Start of Raw data

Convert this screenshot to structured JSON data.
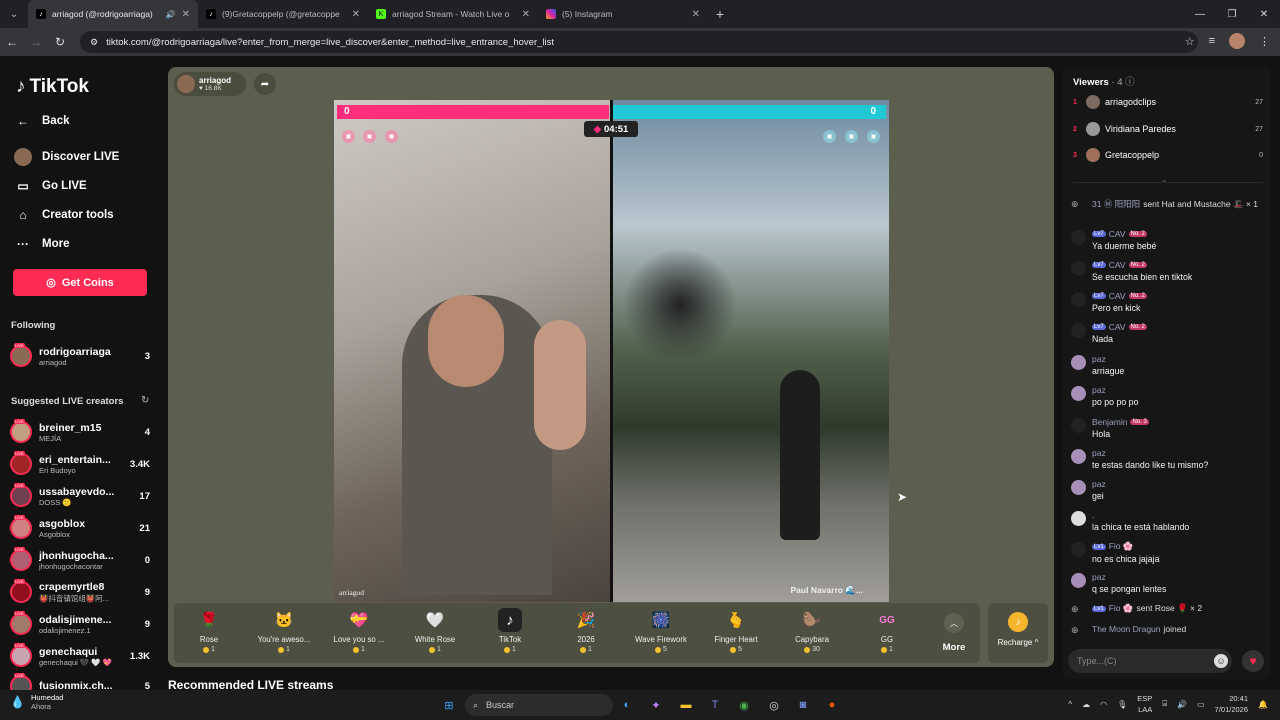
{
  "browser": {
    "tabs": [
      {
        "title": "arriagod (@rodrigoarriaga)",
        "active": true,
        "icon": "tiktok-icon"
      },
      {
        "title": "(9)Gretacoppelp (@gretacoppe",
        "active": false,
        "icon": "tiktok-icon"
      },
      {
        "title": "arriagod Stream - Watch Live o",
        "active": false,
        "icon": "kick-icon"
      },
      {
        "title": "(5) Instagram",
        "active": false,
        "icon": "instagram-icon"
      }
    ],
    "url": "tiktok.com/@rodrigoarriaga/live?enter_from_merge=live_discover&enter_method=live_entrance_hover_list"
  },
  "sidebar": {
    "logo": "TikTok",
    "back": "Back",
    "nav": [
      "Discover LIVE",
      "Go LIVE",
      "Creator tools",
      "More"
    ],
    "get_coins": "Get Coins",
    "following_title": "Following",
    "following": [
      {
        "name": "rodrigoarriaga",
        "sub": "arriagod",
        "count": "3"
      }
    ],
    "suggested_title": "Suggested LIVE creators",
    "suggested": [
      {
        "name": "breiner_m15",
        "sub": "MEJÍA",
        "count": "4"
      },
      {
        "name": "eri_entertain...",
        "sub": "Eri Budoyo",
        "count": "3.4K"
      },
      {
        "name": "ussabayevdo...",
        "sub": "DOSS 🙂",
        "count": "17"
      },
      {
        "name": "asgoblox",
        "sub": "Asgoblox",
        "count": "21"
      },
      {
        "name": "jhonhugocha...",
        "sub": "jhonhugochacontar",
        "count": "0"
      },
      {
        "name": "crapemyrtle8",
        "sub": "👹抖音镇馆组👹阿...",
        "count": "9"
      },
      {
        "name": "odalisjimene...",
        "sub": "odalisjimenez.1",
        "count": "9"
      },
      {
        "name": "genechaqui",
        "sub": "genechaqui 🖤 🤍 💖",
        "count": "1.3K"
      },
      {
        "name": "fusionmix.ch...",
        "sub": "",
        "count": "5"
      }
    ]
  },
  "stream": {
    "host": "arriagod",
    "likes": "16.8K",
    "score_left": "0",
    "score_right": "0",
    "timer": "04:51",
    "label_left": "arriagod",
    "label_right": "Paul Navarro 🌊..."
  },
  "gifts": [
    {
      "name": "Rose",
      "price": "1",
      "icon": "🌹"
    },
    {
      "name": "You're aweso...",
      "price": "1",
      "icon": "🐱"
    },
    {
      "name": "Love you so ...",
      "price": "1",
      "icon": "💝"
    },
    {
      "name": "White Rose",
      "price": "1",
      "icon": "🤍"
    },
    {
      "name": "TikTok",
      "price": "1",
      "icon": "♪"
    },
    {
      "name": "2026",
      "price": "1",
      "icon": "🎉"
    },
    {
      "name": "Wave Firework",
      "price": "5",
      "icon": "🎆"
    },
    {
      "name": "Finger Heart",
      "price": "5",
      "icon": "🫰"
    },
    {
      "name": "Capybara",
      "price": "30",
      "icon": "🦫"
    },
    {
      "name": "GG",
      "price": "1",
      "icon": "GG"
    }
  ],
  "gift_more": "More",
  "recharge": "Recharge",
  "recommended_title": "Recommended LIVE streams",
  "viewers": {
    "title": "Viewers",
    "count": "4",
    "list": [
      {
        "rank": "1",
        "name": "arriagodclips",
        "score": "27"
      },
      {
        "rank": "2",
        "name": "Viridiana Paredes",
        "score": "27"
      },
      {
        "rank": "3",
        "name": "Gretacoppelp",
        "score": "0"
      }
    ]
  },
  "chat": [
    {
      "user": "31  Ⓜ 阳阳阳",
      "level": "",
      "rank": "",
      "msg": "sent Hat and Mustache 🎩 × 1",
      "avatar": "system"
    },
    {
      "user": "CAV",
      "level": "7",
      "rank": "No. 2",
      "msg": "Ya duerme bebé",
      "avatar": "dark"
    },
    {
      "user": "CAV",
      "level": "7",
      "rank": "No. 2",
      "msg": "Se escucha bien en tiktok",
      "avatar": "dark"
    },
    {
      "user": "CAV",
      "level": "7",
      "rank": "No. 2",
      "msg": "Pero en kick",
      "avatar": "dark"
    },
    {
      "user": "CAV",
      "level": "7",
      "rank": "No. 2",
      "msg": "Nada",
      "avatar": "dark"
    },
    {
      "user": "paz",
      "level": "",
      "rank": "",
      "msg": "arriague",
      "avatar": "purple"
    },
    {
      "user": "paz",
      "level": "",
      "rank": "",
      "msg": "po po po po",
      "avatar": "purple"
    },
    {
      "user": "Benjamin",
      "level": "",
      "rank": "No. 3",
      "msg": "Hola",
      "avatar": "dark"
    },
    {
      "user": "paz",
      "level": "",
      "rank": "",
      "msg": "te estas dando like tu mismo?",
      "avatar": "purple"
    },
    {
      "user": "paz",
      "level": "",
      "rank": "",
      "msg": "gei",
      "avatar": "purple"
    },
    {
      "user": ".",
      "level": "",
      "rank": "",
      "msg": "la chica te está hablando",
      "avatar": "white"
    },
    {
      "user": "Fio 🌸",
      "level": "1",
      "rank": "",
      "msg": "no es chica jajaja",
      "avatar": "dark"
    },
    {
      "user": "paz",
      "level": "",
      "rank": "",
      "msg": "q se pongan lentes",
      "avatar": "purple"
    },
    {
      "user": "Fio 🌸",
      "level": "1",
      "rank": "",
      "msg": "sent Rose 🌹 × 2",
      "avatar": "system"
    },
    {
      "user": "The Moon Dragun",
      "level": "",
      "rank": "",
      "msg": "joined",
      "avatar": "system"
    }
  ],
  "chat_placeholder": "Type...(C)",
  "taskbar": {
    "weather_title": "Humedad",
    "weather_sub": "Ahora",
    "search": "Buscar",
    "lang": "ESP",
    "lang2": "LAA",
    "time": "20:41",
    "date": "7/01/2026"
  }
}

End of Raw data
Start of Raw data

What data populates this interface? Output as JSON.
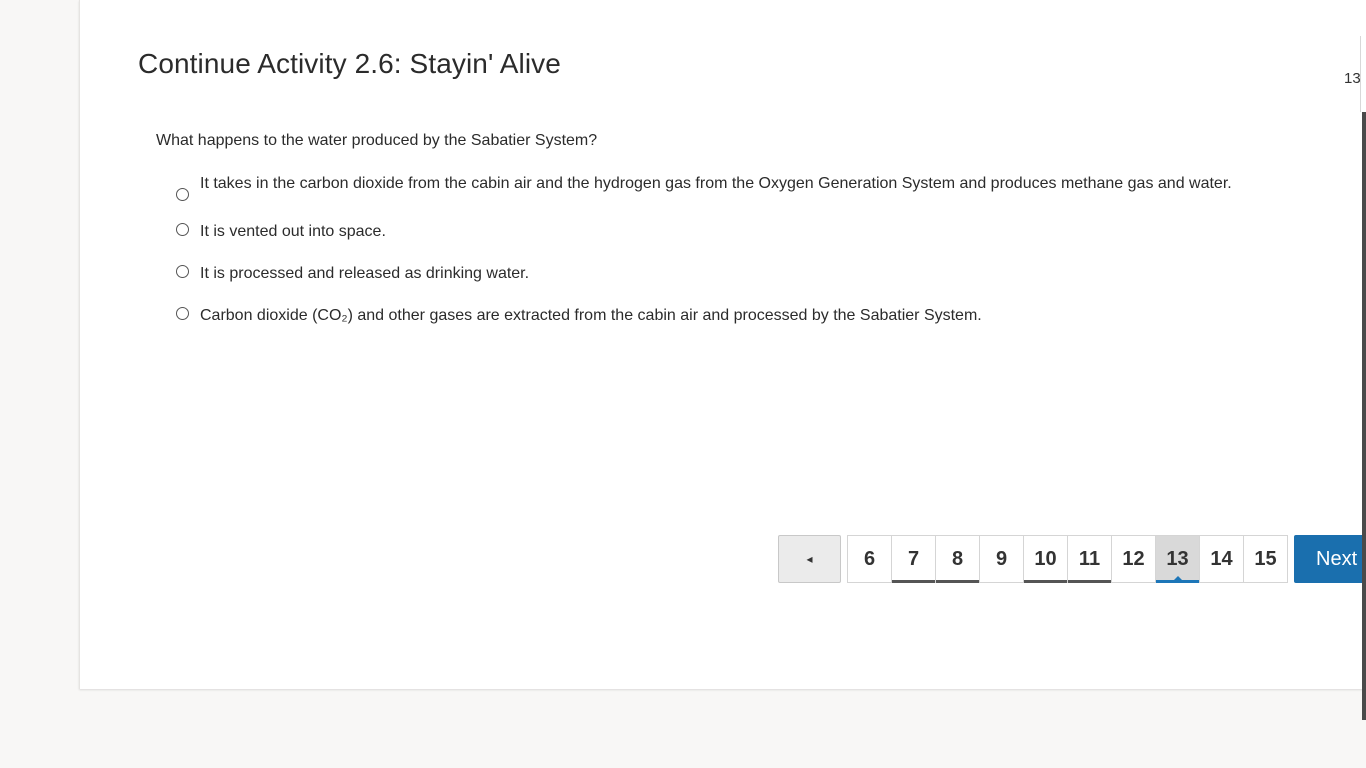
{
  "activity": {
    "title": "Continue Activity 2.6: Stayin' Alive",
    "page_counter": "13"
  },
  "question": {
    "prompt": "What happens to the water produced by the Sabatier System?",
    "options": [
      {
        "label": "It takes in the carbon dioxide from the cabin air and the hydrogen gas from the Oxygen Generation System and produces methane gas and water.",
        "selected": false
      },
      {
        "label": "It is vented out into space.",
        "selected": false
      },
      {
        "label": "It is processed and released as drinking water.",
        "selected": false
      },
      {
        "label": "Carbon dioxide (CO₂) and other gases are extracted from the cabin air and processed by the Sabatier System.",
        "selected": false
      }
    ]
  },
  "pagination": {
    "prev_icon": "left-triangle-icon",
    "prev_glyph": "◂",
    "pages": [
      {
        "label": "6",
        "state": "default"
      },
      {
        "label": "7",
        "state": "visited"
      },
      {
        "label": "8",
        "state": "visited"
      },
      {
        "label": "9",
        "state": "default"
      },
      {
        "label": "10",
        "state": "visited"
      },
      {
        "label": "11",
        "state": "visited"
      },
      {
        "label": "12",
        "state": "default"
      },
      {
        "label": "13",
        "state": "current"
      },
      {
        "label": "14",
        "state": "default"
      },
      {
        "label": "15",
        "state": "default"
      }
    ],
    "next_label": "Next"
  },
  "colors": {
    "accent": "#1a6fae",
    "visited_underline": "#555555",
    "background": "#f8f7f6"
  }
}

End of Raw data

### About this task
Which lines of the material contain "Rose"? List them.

### Expected answer
      "name": "Rose",
      "name": "White Rose",
      "msg": "sent Rose 🌹 × 2",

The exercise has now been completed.